Tips on Better Education [Archives:1998/29/Focus]

July 20 1998

Martin Dansky,
Yemen Times
This is the final week for me in Yemen after a year’s teaching and proof-reading for this newspaper. My work here started on the basis that I do corrections at the paper which supplemented my income as an ‘international’ teacher and university lecturer. What are my opinions of the country I have lived in as a Canadian national? My views are mostly shaped on the private educational system for high school and university students and I see the country is benefiting from this process. As far as complete modernization of the educational system is concerned, it will take time for the country to fully develop and this does not necessarily mean becoming another Dubai; Yemen has a much larger population the northern part of which did not, until recently become involved with foreign influence. The country has to continue to build confidence abroad if it wants foreign teachers to come and there has to be assurances as to their safety especially in areas where there is tribal unrest.
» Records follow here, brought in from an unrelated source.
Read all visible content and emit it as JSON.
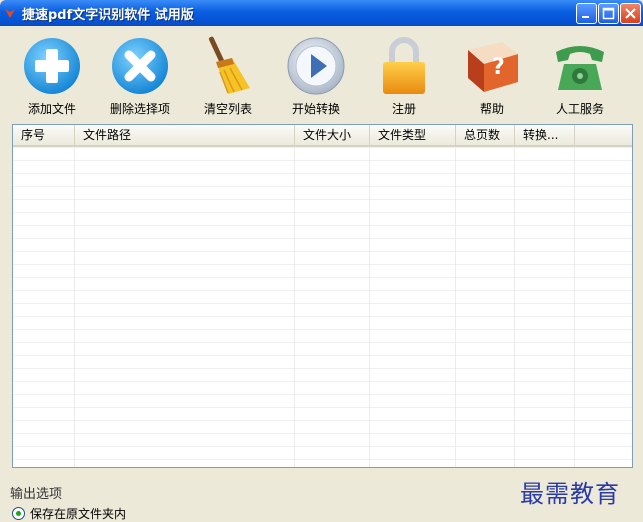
{
  "window": {
    "title": "捷速pdf文字识别软件 试用版"
  },
  "toolbar": {
    "items": [
      {
        "label": "添加文件",
        "icon": "add-icon"
      },
      {
        "label": "删除选择项",
        "icon": "delete-icon"
      },
      {
        "label": "清空列表",
        "icon": "broom-icon"
      },
      {
        "label": "开始转换",
        "icon": "play-icon"
      },
      {
        "label": "注册",
        "icon": "lock-icon"
      },
      {
        "label": "帮助",
        "icon": "help-book-icon"
      },
      {
        "label": "人工服务",
        "icon": "phone-icon"
      }
    ]
  },
  "table": {
    "columns": [
      "序号",
      "文件路径",
      "文件大小",
      "文件类型",
      "总页数",
      "转换..."
    ],
    "rows": []
  },
  "output": {
    "section_label": "输出选项",
    "selected_option": "保存在原文件夹内"
  },
  "watermark": "最需教育",
  "colors": {
    "titlebar": "#0a5ee0",
    "window_bg": "#ece9d8",
    "add_blue": "#29a7e8",
    "lock_orange": "#f3a41a",
    "phone_green": "#3f9b4d"
  }
}
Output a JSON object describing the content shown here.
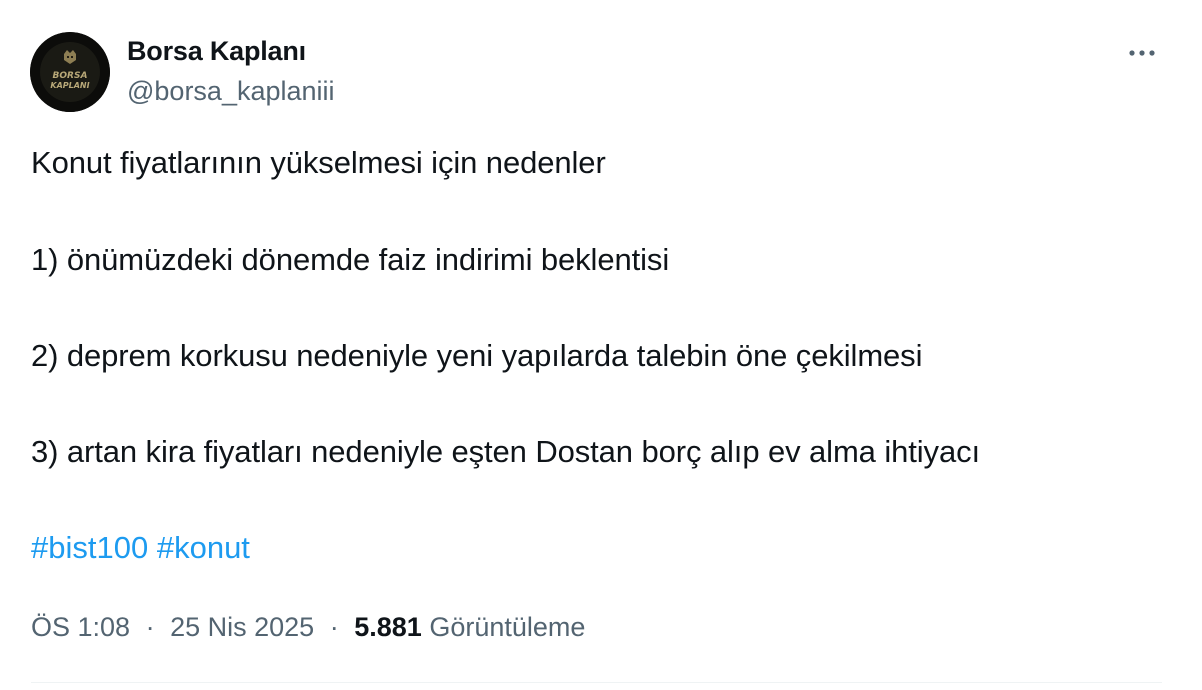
{
  "author": {
    "display_name": "Borsa Kaplanı",
    "handle": "@borsa_kaplaniii",
    "avatar_text_line1": "BORSA",
    "avatar_text_line2": "KAPLANI"
  },
  "tweet": {
    "lines": [
      "Konut fiyatlarının yükselmesi için nedenler",
      "1) önümüzdeki dönemde faiz indirimi beklentisi",
      "2) deprem korkusu nedeniyle yeni yapılarda talebin öne çekilmesi",
      "3) artan kira fiyatları nedeniyle eşten Dostan borç alıp ev alma ihtiyacı"
    ],
    "hashtags": [
      "#bist100",
      "#konut"
    ]
  },
  "meta": {
    "time": "ÖS 1:08",
    "separator": "·",
    "date": "25 Nis 2025",
    "views_count": "5.881",
    "views_label": "Görüntüleme"
  },
  "icons": {
    "more": "more-options-icon"
  },
  "colors": {
    "text": "#0f1419",
    "secondary": "#536471",
    "link": "#1d9bf0",
    "divider": "#eff3f4"
  }
}
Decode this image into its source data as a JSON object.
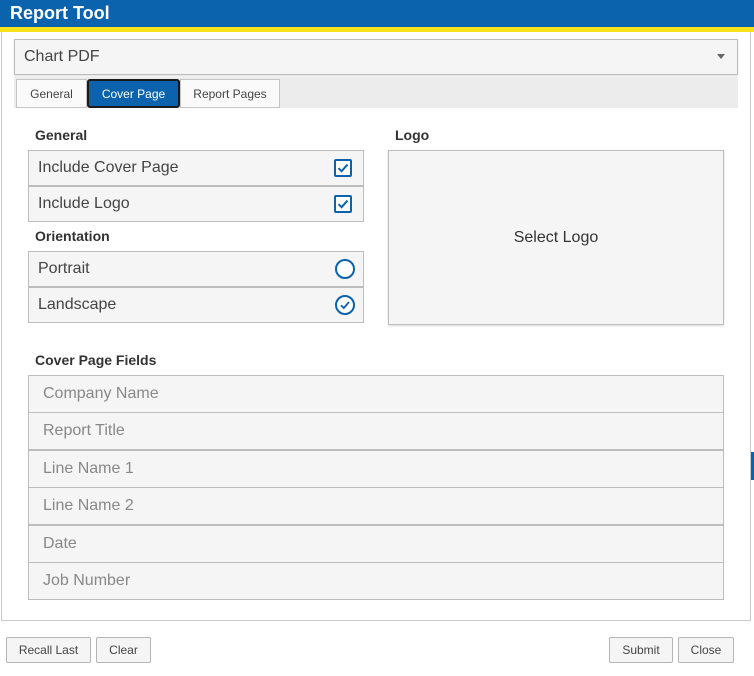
{
  "window": {
    "title": "Report Tool"
  },
  "report_type": {
    "selected": "Chart PDF"
  },
  "tabs": [
    {
      "label": "General",
      "active": false
    },
    {
      "label": "Cover Page",
      "active": true
    },
    {
      "label": "Report Pages",
      "active": false
    }
  ],
  "general": {
    "heading": "General",
    "items": [
      {
        "label": "Include Cover Page",
        "checked": true
      },
      {
        "label": "Include Logo",
        "checked": true
      }
    ]
  },
  "orientation": {
    "heading": "Orientation",
    "options": [
      {
        "label": "Portrait",
        "selected": false
      },
      {
        "label": "Landscape",
        "selected": true
      }
    ]
  },
  "logo": {
    "heading": "Logo",
    "select_label": "Select Logo"
  },
  "cover_fields": {
    "heading": "Cover Page Fields",
    "fields": [
      {
        "placeholder": "Company Name",
        "value": ""
      },
      {
        "placeholder": "Report Title",
        "value": ""
      },
      {
        "placeholder": "Line Name 1",
        "value": ""
      },
      {
        "placeholder": "Line Name 2",
        "value": ""
      },
      {
        "placeholder": "Date",
        "value": ""
      },
      {
        "placeholder": "Job Number",
        "value": ""
      }
    ]
  },
  "footer": {
    "recall_last": "Recall Last",
    "clear": "Clear",
    "submit": "Submit",
    "close": "Close"
  },
  "colors": {
    "brand_blue": "#0b63ad",
    "accent_yellow": "#f7e21c"
  }
}
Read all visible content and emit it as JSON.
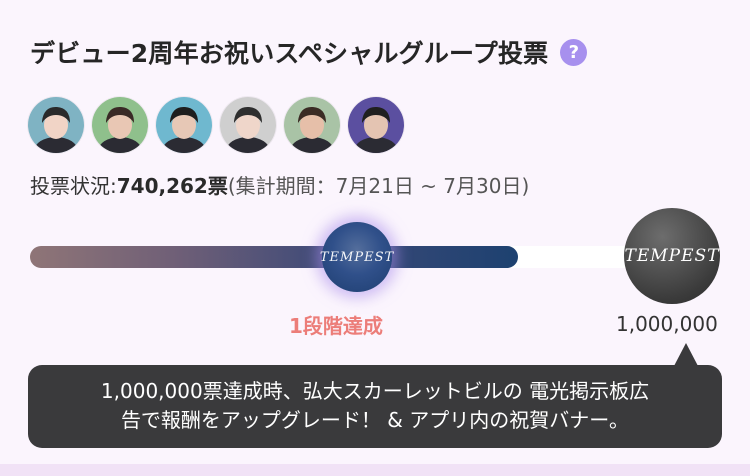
{
  "header": {
    "title": "デビュー2周年お祝いスペシャルグループ投票",
    "help_glyph": "?"
  },
  "avatars": [
    {
      "name": "member-1",
      "bg": "#7fb3c3",
      "skin": "#f1d4c6",
      "hair": "#2a2a2a"
    },
    {
      "name": "member-2",
      "bg": "#8fc08c",
      "skin": "#e9c7b4",
      "hair": "#3a2a26"
    },
    {
      "name": "member-3",
      "bg": "#6fb8cf",
      "skin": "#e7c8b6",
      "hair": "#1e1e1e"
    },
    {
      "name": "member-4",
      "bg": "#cfcfcf",
      "skin": "#efd6ca",
      "hair": "#2e2e2e"
    },
    {
      "name": "member-5",
      "bg": "#a9c3a6",
      "skin": "#e6bfa9",
      "hair": "#3b2b24"
    },
    {
      "name": "member-6",
      "bg": "#5b4fa0",
      "skin": "#e4c4b2",
      "hair": "#202020"
    }
  ],
  "vote": {
    "label": "投票状況:",
    "count": "740,262票",
    "period": "(集計期間：7月21日 ~ 7月30日)"
  },
  "progress": {
    "fraction": 0.74,
    "milestone_1_logo": "TEMPEST",
    "milestone_2_logo": "TEMPEST",
    "stage_label": "1段階達成",
    "goal_label": "1,000,000"
  },
  "tooltip": {
    "line1": "1,000,000票達成時、弘大スカーレットビルの 電光掲示板広",
    "line2": "告で報酬をアップグレード！ & アプリ内の祝賀バナー。"
  },
  "colors": {
    "accent_help": "#a790ee",
    "stage_label": "#ec7d79",
    "tooltip_bg": "#3a3a3c"
  }
}
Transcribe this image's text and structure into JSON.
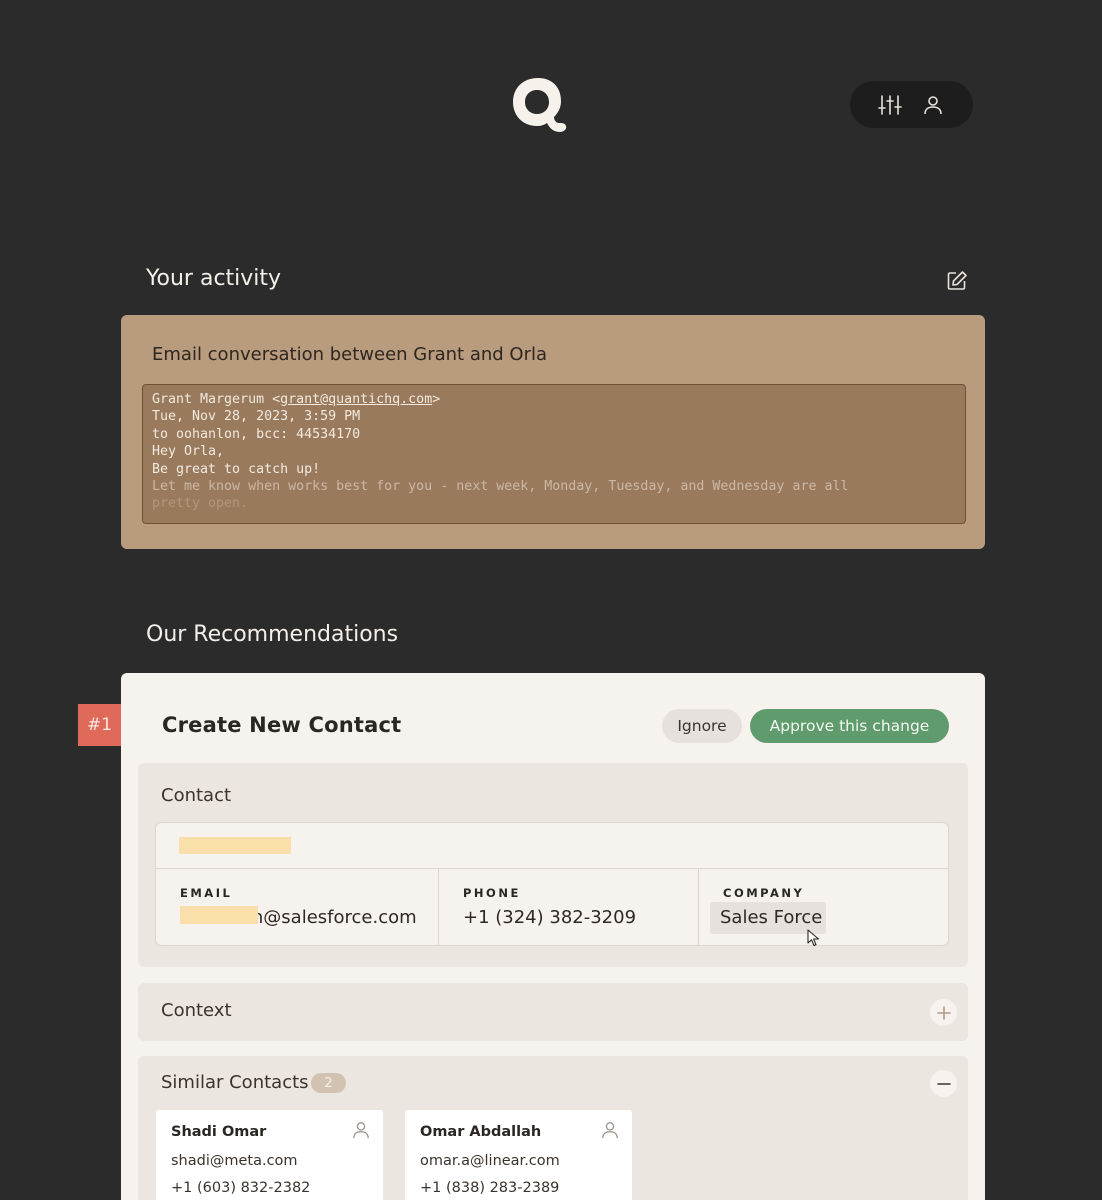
{
  "header": {
    "logo": "quantic-logo",
    "controls": [
      {
        "name": "filter-sliders-icon"
      },
      {
        "name": "user-icon"
      }
    ]
  },
  "activity": {
    "title": "Your activity",
    "card_heading": "Email conversation between Grant and Orla",
    "email": {
      "sender_name": "Grant Margerum <",
      "sender_email": "grant@quantichq.com",
      "sender_close": ">",
      "date": "Tue, Nov 28, 2023, 3:59 PM",
      "recipients": "to oohanlon, bcc: 44534170",
      "greeting": "Hey Orla,",
      "line1": "Be great to catch up!",
      "line2": "Let me know when works best for you - next week, Monday, Tuesday, and Wednesday are all",
      "line3": "pretty open."
    }
  },
  "recommendations": {
    "title": "Our Recommendations",
    "items": [
      {
        "rank": "#1",
        "heading": "Create New Contact",
        "ignore_label": "Ignore",
        "approve_label": "Approve this change",
        "contact": {
          "label": "Contact",
          "fields": {
            "email_label": "EMAIL",
            "email_value": "oohanlon@salesforce.com",
            "phone_label": "PHONE",
            "phone_value": "+1 (324) 382-3209",
            "company_label": "COMPANY",
            "company_value": "Sales Force"
          }
        },
        "context": {
          "label": "Context"
        },
        "similar": {
          "label": "Similar Contacts",
          "count": "2",
          "contacts": [
            {
              "name": "Shadi Omar",
              "email": "shadi@meta.com",
              "phone": "+1 (603) 832-2382"
            },
            {
              "name": "Omar Abdallah",
              "email": "omar.a@linear.com",
              "phone": "+1 (838) 283-2389"
            }
          ]
        }
      }
    ]
  },
  "colors": {
    "background": "#2b2b2b",
    "activity_card": "#b89c7d",
    "rank_badge": "#df6a5a",
    "approve": "#5f9b6c",
    "redaction": "#f9e0aa"
  }
}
Problems in the country could be cited as before but it would be more profitable to discuss solutions. Allowing Yemenis to study abroad with the intent to return and bring new ideas to promote development is a key. Students here are becoming more educated; and private universities are especially more prepared to meet the demands of the young high school graduates but the educational process has to evolve further. Schools should continue their struggle to gain accreditation with foreign institutions, contracts should be respected so that the teacher will return, study grants could be offered by the government as well as interested foreign governments to show its commitment in keeping their talented young from emigrating towards better opportunities.
The trend for the future is that many more schools will pop up, some looking for a quick profit, some pseudo-international and others more serious. The Yemeni will be caught in between, deciding which one will lead to better opportunities. The student should do research on that high school before applying to make sure that there is quality teaching for one and that he’ll have the chance to be prepared for college entrance examinations. He should examine the course syllabus beforehand to make sure what the school will teach. Parents should inquire about the turn over of teachers and staff, a high turn-over means a change in teaching methods and could affect student performance. He should even inquire about school wages; a better paid teacher is more likely to stay on. School grounds should be checked so that the child knows for example that there are computer laboratory facilities.
Students should see what the school library has; a shortage of texts here might mean he’ll have to settle for photocopy versions. There should be a choice of educational material which matches the level the student is required to reach. In some cases higher institutions will risk losing enrollments if they don’t keep certain texts and avoid stocking others. There should also be proper emergency equipment to fight potential fires.
Students and teachers alike want to see their country progress towards change and this should mean taking the best advice from educational institutions in advanced countries so that confidence can be maintained in the teaching process and the country will not have to worry about brain drain that have afflicted their more affluent cousins. But as economies grow, they also deteriorate in time, until economic recovery is accomplished and this will also affect the educational institution whether here or elsewhere.